→ **Work order**
Output each line of the listing that follows, with every character kept as it is.

== Segment start ==

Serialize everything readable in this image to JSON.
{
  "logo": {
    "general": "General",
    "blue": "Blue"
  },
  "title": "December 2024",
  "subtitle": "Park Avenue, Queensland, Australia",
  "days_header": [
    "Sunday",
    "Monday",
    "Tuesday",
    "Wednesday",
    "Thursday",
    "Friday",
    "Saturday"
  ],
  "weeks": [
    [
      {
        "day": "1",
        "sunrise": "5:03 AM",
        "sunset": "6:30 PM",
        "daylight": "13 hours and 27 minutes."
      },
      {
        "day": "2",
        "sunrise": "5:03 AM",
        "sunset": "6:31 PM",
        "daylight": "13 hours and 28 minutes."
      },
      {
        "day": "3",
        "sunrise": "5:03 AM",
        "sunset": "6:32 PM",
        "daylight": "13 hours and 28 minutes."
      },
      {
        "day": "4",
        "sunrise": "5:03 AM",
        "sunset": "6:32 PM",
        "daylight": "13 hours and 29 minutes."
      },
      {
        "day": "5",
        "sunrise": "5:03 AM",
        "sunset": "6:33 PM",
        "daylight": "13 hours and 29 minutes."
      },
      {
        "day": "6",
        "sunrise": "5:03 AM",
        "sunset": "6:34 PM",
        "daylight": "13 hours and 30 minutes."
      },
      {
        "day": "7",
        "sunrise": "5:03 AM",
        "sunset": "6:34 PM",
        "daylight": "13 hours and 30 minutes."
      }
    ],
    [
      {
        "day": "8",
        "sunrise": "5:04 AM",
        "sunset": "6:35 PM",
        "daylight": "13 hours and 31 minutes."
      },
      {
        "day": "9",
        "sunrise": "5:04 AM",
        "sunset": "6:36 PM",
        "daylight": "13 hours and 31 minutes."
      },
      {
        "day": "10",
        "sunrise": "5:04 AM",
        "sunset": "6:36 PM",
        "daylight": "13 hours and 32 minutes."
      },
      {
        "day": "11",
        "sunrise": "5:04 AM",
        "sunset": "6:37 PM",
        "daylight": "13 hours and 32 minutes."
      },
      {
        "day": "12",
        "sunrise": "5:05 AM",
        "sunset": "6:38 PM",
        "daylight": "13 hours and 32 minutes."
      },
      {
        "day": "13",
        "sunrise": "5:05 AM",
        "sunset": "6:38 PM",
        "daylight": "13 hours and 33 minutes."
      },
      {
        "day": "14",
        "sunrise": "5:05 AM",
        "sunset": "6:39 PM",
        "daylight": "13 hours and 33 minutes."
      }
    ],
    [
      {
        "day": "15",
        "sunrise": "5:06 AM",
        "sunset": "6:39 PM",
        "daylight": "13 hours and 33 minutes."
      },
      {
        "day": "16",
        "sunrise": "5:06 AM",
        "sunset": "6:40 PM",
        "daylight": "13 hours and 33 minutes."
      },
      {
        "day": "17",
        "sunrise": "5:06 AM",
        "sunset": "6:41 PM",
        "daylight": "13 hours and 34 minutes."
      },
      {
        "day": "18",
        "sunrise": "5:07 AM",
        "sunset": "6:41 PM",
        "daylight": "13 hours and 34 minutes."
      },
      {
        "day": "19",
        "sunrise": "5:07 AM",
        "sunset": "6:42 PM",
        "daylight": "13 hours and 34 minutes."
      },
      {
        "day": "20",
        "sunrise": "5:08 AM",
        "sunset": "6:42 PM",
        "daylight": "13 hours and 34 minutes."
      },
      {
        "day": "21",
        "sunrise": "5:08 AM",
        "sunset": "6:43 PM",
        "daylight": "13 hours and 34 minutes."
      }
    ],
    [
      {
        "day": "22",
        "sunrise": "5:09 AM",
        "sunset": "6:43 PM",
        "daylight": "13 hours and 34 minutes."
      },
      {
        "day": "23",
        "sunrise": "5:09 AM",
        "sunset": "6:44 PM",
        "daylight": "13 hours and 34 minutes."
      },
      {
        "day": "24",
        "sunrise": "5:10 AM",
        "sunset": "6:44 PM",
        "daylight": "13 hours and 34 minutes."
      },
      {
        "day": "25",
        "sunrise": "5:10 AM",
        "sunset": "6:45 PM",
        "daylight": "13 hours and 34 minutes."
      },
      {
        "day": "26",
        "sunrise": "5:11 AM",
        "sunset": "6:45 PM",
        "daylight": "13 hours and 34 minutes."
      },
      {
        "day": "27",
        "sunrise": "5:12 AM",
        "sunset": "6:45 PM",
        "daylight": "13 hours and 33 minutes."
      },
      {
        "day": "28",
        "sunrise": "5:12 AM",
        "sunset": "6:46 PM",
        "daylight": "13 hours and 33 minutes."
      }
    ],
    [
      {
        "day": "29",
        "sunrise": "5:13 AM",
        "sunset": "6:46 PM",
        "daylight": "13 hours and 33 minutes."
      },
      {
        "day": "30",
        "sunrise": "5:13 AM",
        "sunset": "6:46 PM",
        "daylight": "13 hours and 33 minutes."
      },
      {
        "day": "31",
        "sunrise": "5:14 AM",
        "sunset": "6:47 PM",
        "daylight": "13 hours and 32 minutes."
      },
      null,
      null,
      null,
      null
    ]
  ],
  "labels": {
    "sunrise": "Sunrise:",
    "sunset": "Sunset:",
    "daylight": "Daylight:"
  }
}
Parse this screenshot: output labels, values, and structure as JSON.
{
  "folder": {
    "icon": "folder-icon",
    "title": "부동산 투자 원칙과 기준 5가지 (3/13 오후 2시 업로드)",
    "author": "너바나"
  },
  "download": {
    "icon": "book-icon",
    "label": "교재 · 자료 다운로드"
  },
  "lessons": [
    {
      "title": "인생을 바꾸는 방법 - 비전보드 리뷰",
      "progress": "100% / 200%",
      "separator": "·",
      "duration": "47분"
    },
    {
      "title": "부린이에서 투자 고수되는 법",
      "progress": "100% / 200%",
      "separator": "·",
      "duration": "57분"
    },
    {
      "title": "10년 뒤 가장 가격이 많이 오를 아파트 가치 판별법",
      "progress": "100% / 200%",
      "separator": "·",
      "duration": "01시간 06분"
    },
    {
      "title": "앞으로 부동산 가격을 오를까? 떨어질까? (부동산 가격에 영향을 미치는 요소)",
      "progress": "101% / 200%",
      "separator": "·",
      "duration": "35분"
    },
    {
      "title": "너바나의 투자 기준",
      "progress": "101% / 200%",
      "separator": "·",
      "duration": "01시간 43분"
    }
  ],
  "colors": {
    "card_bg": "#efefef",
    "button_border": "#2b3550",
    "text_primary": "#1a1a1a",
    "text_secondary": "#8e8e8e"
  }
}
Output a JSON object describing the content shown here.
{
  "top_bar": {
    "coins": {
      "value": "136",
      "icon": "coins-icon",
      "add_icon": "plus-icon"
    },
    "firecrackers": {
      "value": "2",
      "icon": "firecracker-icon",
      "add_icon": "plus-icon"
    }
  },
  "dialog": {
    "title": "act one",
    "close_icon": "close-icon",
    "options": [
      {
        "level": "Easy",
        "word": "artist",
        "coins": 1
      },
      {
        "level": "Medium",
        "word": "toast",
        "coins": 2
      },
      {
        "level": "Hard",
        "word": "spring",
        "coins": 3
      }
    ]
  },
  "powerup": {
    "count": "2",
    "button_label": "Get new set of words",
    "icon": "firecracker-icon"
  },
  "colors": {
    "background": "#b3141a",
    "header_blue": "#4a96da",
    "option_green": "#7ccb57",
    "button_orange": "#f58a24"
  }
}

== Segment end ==

→ **Exercise solution**
Serialize everything readable in this image to JSON.
{
  "logo": {
    "general": "General",
    "blue": "Blue"
  },
  "title": "December 2024",
  "subtitle": "Park Avenue, Queensland, Australia",
  "days_header": [
    "Sunday",
    "Monday",
    "Tuesday",
    "Wednesday",
    "Thursday",
    "Friday",
    "Saturday"
  ],
  "weeks": [
    [
      {
        "day": "1",
        "sunrise": "5:03 AM",
        "sunset": "6:30 PM",
        "daylight": "13 hours and 27 minutes."
      },
      {
        "day": "2",
        "sunrise": "5:03 AM",
        "sunset": "6:31 PM",
        "daylight": "13 hours and 28 minutes."
      },
      {
        "day": "3",
        "sunrise": "5:03 AM",
        "sunset": "6:32 PM",
        "daylight": "13 hours and 28 minutes."
      },
      {
        "day": "4",
        "sunrise": "5:03 AM",
        "sunset": "6:32 PM",
        "daylight": "13 hours and 29 minutes."
      },
      {
        "day": "5",
        "sunrise": "5:03 AM",
        "sunset": "6:33 PM",
        "daylight": "13 hours and 29 minutes."
      },
      {
        "day": "6",
        "sunrise": "5:03 AM",
        "sunset": "6:34 PM",
        "daylight": "13 hours and 30 minutes."
      },
      {
        "day": "7",
        "sunrise": "5:03 AM",
        "sunset": "6:34 PM",
        "daylight": "13 hours and 30 minutes."
      }
    ],
    [
      {
        "day": "8",
        "sunrise": "5:04 AM",
        "sunset": "6:35 PM",
        "daylight": "13 hours and 31 minutes."
      },
      {
        "day": "9",
        "sunrise": "5:04 AM",
        "sunset": "6:36 PM",
        "daylight": "13 hours and 31 minutes."
      },
      {
        "day": "10",
        "sunrise": "5:04 AM",
        "sunset": "6:36 PM",
        "daylight": "13 hours and 32 minutes."
      },
      {
        "day": "11",
        "sunrise": "5:04 AM",
        "sunset": "6:37 PM",
        "daylight": "13 hours and 32 minutes."
      },
      {
        "day": "12",
        "sunrise": "5:05 AM",
        "sunset": "6:38 PM",
        "daylight": "13 hours and 32 minutes."
      },
      {
        "day": "13",
        "sunrise": "5:05 AM",
        "sunset": "6:38 PM",
        "daylight": "13 hours and 33 minutes."
      },
      {
        "day": "14",
        "sunrise": "5:05 AM",
        "sunset": "6:39 PM",
        "daylight": "13 hours and 33 minutes."
      }
    ],
    [
      {
        "day": "15",
        "sunrise": "5:06 AM",
        "sunset": "6:39 PM",
        "daylight": "13 hours and 33 minutes."
      },
      {
        "day": "16",
        "sunrise": "5:06 AM",
        "sunset": "6:40 PM",
        "daylight": "13 hours and 33 minutes."
      },
      {
        "day": "17",
        "sunrise": "5:06 AM",
        "sunset": "6:41 PM",
        "daylight": "13 hours and 34 minutes."
      },
      {
        "day": "18",
        "sunrise": "5:07 AM",
        "sunset": "6:41 PM",
        "daylight": "13 hours and 34 minutes."
      },
      {
        "day": "19",
        "sunrise": "5:07 AM",
        "sunset": "6:42 PM",
        "daylight": "13 hours and 34 minutes."
      },
      {
        "day": "20",
        "sunrise": "5:08 AM",
        "sunset": "6:42 PM",
        "daylight": "13 hours and 34 minutes."
      },
      {
        "day": "21",
        "sunrise": "5:08 AM",
        "sunset": "6:43 PM",
        "daylight": "13 hours and 34 minutes."
      }
    ],
    [
      {
        "day": "22",
        "sunrise": "5:09 AM",
        "sunset": "6:43 PM",
        "daylight": "13 hours and 34 minutes."
      },
      {
        "day": "23",
        "sunrise": "5:09 AM",
        "sunset": "6:44 PM",
        "daylight": "13 hours and 34 minutes."
      },
      {
        "day": "24",
        "sunrise": "5:10 AM",
        "sunset": "6:44 PM",
        "daylight": "13 hours and 34 minutes."
      },
      {
        "day": "25",
        "sunrise": "5:10 AM",
        "sunset": "6:45 PM",
        "daylight": "13 hours and 34 minutes."
      },
      {
        "day": "26",
        "sunrise": "5:11 AM",
        "sunset": "6:45 PM",
        "daylight": "13 hours and 34 minutes."
      },
      {
        "day": "27",
        "sunrise": "5:12 AM",
        "sunset": "6:45 PM",
        "daylight": "13 hours and 33 minutes."
      },
      {
        "day": "28",
        "sunrise": "5:12 AM",
        "sunset": "6:46 PM",
        "daylight": "13 hours and 33 minutes."
      }
    ],
    [
      {
        "day": "29",
        "sunrise": "5:13 AM",
        "sunset": "6:46 PM",
        "daylight": "13 hours and 33 minutes."
      },
      {
        "day": "30",
        "sunrise": "5:13 AM",
        "sunset": "6:46 PM",
        "daylight": "13 hours and 33 minutes."
      },
      {
        "day": "31",
        "sunrise": "5:14 AM",
        "sunset": "6:47 PM",
        "daylight": "13 hours and 32 minutes."
      },
      null,
      null,
      null,
      null
    ]
  ],
  "labels": {
    "sunrise": "Sunrise:",
    "sunset": "Sunset:",
    "daylight": "Daylight:"
  }
}
Parse this screenshot: output labels, values, and structure as JSON.
{
  "folder": {
    "icon": "folder-icon",
    "title": "부동산 투자 원칙과 기준 5가지 (3/13 오후 2시 업로드)",
    "author": "너바나"
  },
  "download": {
    "icon": "book-icon",
    "label": "교재 · 자료 다운로드"
  },
  "lessons": [
    {
      "title": "인생을 바꾸는 방법 - 비전보드 리뷰",
      "progress": "100% / 200%",
      "separator": "·",
      "duration": "47분"
    },
    {
      "title": "부린이에서 투자 고수되는 법",
      "progress": "100% / 200%",
      "separator": "·",
      "duration": "57분"
    },
    {
      "title": "10년 뒤 가장 가격이 많이 오를 아파트 가치 판별법",
      "progress": "100% / 200%",
      "separator": "·",
      "duration": "01시간 06분"
    },
    {
      "title": "앞으로 부동산 가격을 오를까? 떨어질까? (부동산 가격에 영향을 미치는 요소)",
      "progress": "101% / 200%",
      "separator": "·",
      "duration": "35분"
    },
    {
      "title": "너바나의 투자 기준",
      "progress": "101% / 200%",
      "separator": "·",
      "duration": "01시간 43분"
    }
  ],
  "colors": {
    "card_bg": "#efefef",
    "button_border": "#2b3550",
    "text_primary": "#1a1a1a",
    "text_secondary": "#8e8e8e"
  }
}
Output a JSON object describing the content shown here.
{
  "top_bar": {
    "coins": {
      "value": "136",
      "icon": "coins-icon",
      "add_icon": "plus-icon"
    },
    "firecrackers": {
      "value": "2",
      "icon": "firecracker-icon",
      "add_icon": "plus-icon"
    }
  },
  "dialog": {
    "title": "act one",
    "close_icon": "close-icon",
    "options": [
      {
        "level": "Easy",
        "word": "artist",
        "coins": 1
      },
      {
        "level": "Medium",
        "word": "toast",
        "coins": 2
      },
      {
        "level": "Hard",
        "word": "spring",
        "coins": 3
      }
    ]
  },
  "powerup": {
    "count": "2",
    "button_label": "Get new set of words",
    "icon": "firecracker-icon"
  },
  "colors": {
    "background": "#b3141a",
    "header_blue": "#4a96da",
    "option_green": "#7ccb57",
    "button_orange": "#f58a24"
  }
}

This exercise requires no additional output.